_Assignment:_ Lines that include "Series" make up the answer; copy all of them from the data below.

##############################

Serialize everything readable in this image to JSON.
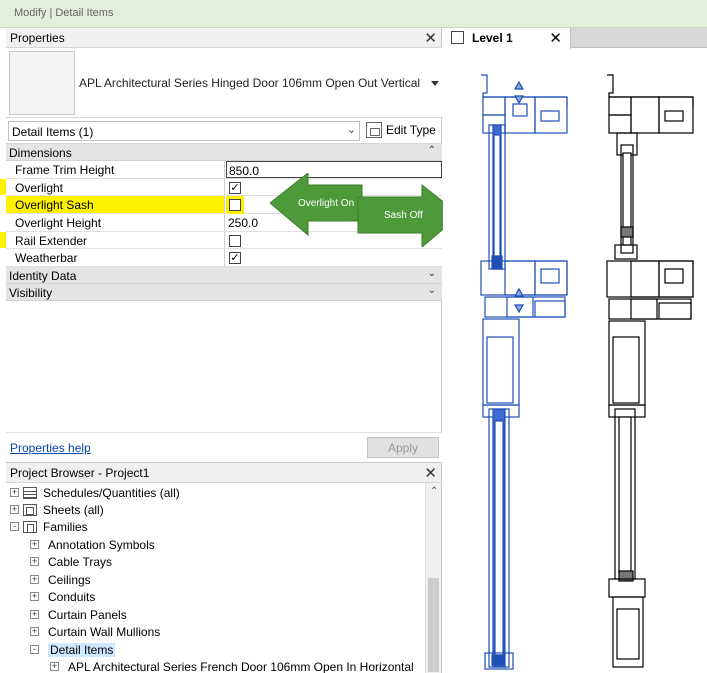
{
  "ribbon": {
    "context_label": "Modify | Detail Items"
  },
  "properties": {
    "title": "Properties",
    "type_name": "APL Architectural Series Hinged Door 106mm Open Out Vertical",
    "instance_selector": "Detail Items (1)",
    "edit_type_label": "Edit Type",
    "groups": [
      {
        "label": "Dimensions"
      },
      {
        "label": "Identity Data"
      },
      {
        "label": "Visibility"
      }
    ],
    "rows": [
      {
        "name": "Frame Trim Height",
        "value": "850.0"
      },
      {
        "name": "Overlight",
        "checked": true
      },
      {
        "name": "Overlight Sash",
        "checked": false
      },
      {
        "name": "Overlight Height",
        "value": "250.0"
      },
      {
        "name": "Rail Extender",
        "checked": false
      },
      {
        "name": "Weatherbar",
        "checked": true
      }
    ],
    "annotation": {
      "left_text": "Overlight On",
      "right_text": "Sash Off",
      "color": "#4e9a3a"
    },
    "help_link": "Properties help",
    "apply_label": "Apply"
  },
  "project_browser": {
    "title": "Project Browser - Project1",
    "items": [
      {
        "label": "Schedules/Quantities (all)",
        "expander": "+",
        "icon": "schedule-icon"
      },
      {
        "label": "Sheets (all)",
        "expander": "+",
        "icon": "sheet-icon"
      },
      {
        "label": "Families",
        "expander": "-",
        "icon": "family-icon"
      },
      {
        "label": "Annotation Symbols",
        "expander": "+"
      },
      {
        "label": "Cable Trays",
        "expander": "+"
      },
      {
        "label": "Ceilings",
        "expander": "+"
      },
      {
        "label": "Conduits",
        "expander": "+"
      },
      {
        "label": "Curtain Panels",
        "expander": "+"
      },
      {
        "label": "Curtain Wall Mullions",
        "expander": "+"
      },
      {
        "label": "Detail Items",
        "expander": "-"
      },
      {
        "label": "APL Architectural Series French Door 106mm Open In Horizontal",
        "expander": "+"
      }
    ]
  },
  "view": {
    "tab_label": "Level 1",
    "selection_color": "#1f4fb4",
    "line_color": "#000000"
  }
}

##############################

_Answer box:_
    "type_name": "APL Architectural Series Hinged Door 106mm Open Out Vertical",
        "label": "APL Architectural Series French Door 106mm Open In Horizontal",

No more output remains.